The new school would be called SEA Academy, or Service Ethics Academics Academy. This fall, SEA Academy would open as a private, college preparatory school for girls with a low tuition commitment, Trueman-Shaw says.

Although it would not be a Catholic school, it would still offer an all-girls, college-preparatory education with a strong foundation in service to others, character education and leadership, founders say.

Debbie Lowry, an alumna and parent of a freshman and sophomore at St. Elizabeth, said her daughters were hoping to attend the new school and were helping with fundraising.

“They all felt like SEA is home. The diversity, everyone is accepted for who they are,” she said.

She said the new school would include community service requirements for students, which is included in Catholic education, although daily prayer and other religious practices will disappear.

But to some parents, the strength of St. Elizabeth Academy is its Catholic education.

“To many of us, St. Elizabeth’s is important first and foremost because it is Catholic,” said Thom Pancella, a parent. “When it closes after this academic year, that will go away. A charter school simply cannot do that.”



Long-Skirts said...

"St. Elizabeth Academy. What has developed is a plan to transform it into what would eventually be a charter school, leaving behind its roots in Catholic education"


And where are the schools
The daily Mass
Lines to confess
A uniformed lass?

And where are the schools
The Latin class
Cassocked priest
Candles in brass?

And where are the schools
To strengthen souls
Shape their wills
Set the goals?

And where are the schools
The altar boy
Assisting priest
Like Christ their joy?

And where are the schools
Oh, time you lied
Two generations
Have gone and died.

And where are the schools
Which don’t derive
That two plus two
Are sometimes five?

They’re found in large
Where struggling families
Let priest take charge

For the good of the whole
Priests’ lives are laid
So many may come
Not be afraid.

And win the Faith
From Christ-like hand
St. Pie the Tenth
Two and two are grand!!

Anonymous said...

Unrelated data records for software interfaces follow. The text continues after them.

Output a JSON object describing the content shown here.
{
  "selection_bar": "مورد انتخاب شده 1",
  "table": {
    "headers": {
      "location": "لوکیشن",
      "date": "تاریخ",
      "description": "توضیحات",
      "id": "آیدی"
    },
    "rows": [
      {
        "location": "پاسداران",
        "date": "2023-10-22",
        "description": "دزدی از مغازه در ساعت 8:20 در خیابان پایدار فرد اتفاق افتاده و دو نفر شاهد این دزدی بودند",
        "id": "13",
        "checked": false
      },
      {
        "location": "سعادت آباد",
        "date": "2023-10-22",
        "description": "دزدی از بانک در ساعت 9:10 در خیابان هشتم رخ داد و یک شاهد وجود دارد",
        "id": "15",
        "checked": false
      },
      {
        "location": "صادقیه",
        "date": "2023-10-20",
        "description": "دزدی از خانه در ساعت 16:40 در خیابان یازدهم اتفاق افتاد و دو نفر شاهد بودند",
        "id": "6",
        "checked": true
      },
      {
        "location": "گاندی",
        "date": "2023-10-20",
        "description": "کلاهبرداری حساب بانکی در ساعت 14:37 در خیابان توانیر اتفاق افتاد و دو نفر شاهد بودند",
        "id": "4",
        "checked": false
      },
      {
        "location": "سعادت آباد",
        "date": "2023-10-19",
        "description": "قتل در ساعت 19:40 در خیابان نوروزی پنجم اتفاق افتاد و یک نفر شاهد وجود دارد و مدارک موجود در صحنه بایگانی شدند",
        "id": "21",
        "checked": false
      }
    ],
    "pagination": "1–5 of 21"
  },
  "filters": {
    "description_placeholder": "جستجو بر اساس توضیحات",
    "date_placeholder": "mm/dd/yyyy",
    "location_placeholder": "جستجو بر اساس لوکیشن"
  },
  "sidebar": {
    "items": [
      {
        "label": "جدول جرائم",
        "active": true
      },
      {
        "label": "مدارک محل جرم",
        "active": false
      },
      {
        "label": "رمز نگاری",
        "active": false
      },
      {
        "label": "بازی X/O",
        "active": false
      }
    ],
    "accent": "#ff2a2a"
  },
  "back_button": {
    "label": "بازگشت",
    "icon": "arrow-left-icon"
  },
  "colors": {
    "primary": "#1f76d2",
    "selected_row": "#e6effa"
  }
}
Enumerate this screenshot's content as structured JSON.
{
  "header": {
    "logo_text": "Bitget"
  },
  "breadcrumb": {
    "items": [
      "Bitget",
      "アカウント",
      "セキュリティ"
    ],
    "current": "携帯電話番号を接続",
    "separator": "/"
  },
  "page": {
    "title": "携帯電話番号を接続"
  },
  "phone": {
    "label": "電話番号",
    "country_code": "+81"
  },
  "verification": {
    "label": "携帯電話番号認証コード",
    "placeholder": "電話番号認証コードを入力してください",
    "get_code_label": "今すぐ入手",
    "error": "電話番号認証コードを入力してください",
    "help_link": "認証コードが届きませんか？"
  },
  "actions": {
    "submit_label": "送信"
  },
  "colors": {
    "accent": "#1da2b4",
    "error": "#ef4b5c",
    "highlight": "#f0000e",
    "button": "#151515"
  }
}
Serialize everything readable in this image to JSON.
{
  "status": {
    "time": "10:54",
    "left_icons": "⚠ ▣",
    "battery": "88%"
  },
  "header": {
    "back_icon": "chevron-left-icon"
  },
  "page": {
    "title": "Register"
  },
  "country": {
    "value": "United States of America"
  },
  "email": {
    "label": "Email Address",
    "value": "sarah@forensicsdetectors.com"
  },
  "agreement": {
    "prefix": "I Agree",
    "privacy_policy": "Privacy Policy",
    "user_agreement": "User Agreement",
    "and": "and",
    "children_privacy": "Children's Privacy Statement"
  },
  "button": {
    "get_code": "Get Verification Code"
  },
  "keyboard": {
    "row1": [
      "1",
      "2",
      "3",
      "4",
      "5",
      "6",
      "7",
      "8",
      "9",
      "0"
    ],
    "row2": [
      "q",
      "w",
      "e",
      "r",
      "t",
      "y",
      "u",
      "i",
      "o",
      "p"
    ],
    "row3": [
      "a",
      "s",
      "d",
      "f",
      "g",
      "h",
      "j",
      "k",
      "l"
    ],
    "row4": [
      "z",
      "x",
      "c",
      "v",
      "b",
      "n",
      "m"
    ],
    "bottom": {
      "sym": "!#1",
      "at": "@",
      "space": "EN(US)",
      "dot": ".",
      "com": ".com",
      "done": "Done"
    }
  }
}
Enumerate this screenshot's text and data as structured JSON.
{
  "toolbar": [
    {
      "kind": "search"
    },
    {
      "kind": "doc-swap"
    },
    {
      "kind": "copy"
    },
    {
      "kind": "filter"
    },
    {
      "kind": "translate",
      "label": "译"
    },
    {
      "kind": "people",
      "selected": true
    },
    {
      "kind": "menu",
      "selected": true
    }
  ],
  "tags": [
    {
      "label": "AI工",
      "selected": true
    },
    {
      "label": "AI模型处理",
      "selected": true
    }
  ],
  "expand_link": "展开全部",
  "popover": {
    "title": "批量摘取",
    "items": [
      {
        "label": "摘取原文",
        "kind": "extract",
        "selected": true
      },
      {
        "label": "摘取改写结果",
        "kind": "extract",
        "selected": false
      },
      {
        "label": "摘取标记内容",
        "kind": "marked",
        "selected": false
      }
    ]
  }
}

I am a local Catholic pastor...

and you are so right!

The first and most important thing about a Catholic school is that it is CATHOLIC.

Any attempt to save a building, or an ethos, or a memory, or even "values" without Christ's Church is probably just sentimentality...

not Faith!

Anonymous said...

I think the reference to "lighting a candle" warrants some more discussion. Solving an issue does, indeed, require first describing it. But since the state of Catholic education has been a topic on this blog for a long time, there comes a point where we have to ask "What are we, as individuals, going to do about it?" We can assert that the bishop should do this or that, but he is one man.

I'm afraid I have not heard one school ever mentioned in these comments that meets the orthodoxy standard of the group, so I have to ask: What, then, are we going to do to grow a zealous Catholicism in Catholic schools? Alternatively, is anyone looking at trying to establish a truly affordable and orthodox school, given the large families in a number of more traditional parishes?

Bryan Kirchoff
St. Louis

Anonymous said...

Shame on me for lecturing before opening the link one-third of the way above in the post. Had I done that first, I would have found exactly the kind of discussion I was talking about. Sorry for my premature huff.

Bryan Kirchoff
St. Louis

P. S. So now the question becomes: What needs to be done to take these ideas to the next level?

X said...

What's it all about, Alfie?

SJ said...

We can start by speaking truth to power with respect to those who run the "Catholic" schools. This is not an easy thing to do but we must. We need to stand together and demand that Catholic schools deliver. I have spent many years fighting this battle and most people think that you are crazy to fight those battles. We shouldn't continue to pay tuition to schools that don't even come close to teaching the tenants of our Catholic faith. Most of our Catholic schools are a disaster. However, I will say that Priory has done a wonderful job teaching authentic Catholicism and catechizing my son.

Jackie said...

Law #1: The Law of the Lid.

Look it up.